  • Cities dealing with homelessness: Though the budget includes $1 billion for local programs, it’s only a third of the $3 billion city officials lobbied for in guaranteed state funding. Local leaders and activists say that Newsom’s current approach of handing out one-time annual grants rather than guaranteed ongoing funding does not help solve the state’s enduring homelessness crisis.

A Mixed Bag for Others

  • K-12 teachers and schools: The budget includes a historic 8.22% cost-of-living adjustment for public schools, $1 million for the Department of Education to establish a dyslexia screening task force, and $300 million allocated for schools with the highest concentrations of poor students. But there were also some cuts: a $200 million decrease to an arts and music grant and a $1.6 billion reduction in the Learning Recovery Block Grant.
  • Transit agencies will receive $5.1 billion over four years, though the money will be subject to accountability measures and state oversight. Because the funds will only keep agencies afloat over the next fear years as they face a looming “fiscal cliff,” Democratic Sen. Scott Wiener from San Francisco has authored a bill to hike tolls on seven Bay Area bridges. The proposal would bring in about $180 million annually.

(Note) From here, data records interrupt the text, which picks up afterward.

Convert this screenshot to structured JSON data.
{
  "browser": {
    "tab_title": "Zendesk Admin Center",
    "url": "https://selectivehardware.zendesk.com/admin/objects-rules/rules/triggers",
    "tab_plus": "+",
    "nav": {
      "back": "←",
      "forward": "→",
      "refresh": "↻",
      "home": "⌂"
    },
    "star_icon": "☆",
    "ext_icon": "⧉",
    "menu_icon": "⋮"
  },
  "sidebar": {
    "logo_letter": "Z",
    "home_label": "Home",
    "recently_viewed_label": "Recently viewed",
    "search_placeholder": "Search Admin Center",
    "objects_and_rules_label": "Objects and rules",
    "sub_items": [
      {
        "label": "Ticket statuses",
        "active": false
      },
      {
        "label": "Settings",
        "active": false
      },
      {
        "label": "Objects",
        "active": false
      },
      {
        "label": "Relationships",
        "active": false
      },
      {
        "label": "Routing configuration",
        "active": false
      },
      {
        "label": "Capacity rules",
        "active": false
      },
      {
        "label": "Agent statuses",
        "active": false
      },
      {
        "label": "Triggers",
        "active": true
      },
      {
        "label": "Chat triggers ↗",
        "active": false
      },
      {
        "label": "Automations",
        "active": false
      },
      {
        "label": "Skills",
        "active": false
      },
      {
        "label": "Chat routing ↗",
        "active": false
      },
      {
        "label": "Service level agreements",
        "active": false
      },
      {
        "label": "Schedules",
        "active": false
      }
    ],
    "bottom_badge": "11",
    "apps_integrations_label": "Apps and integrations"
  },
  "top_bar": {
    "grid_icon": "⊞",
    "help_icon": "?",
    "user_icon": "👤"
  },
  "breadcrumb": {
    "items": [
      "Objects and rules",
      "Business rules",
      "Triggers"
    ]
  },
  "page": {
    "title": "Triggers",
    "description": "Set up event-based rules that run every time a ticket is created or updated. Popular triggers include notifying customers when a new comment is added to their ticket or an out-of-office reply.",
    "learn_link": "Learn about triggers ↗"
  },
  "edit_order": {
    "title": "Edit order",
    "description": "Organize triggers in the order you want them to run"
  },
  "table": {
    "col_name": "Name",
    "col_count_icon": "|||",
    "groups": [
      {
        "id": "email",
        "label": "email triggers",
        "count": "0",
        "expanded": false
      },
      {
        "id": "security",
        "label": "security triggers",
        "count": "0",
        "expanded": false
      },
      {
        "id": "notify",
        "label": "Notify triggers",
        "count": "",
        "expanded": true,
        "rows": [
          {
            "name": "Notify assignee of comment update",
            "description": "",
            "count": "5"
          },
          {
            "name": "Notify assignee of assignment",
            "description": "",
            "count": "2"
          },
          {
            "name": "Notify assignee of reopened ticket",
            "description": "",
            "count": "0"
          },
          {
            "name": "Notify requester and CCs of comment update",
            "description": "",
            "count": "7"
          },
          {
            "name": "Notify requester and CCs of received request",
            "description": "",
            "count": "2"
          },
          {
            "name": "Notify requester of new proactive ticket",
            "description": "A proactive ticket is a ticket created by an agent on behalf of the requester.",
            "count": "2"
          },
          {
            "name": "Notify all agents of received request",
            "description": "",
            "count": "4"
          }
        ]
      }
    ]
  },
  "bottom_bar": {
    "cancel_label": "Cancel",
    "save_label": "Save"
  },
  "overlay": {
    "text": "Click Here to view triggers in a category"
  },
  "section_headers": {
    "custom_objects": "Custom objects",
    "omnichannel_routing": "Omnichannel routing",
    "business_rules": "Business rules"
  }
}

Read a full rundown of what you need to know about the budget deal from the crack CalMatters team of reporters.

About the Author

Lynn La is the WhatMatters newsletter writer. Prior to joining CalMatters, she developed thought leadership at an ed-tech company and was a senior editor at CNET. She also covered public health at The Sacramento Bee as a Kaiser media fellow and was an intern reporter at Capitol Weekly. She’s a graduate of UC Davis and the Columbia University Graduate School of Journalism.

About CalMatters

CalMatters is a nonprofit, nonpartisan newsroom committed to explaining California policy and politics.

Continue Reading
Advertisement GVwire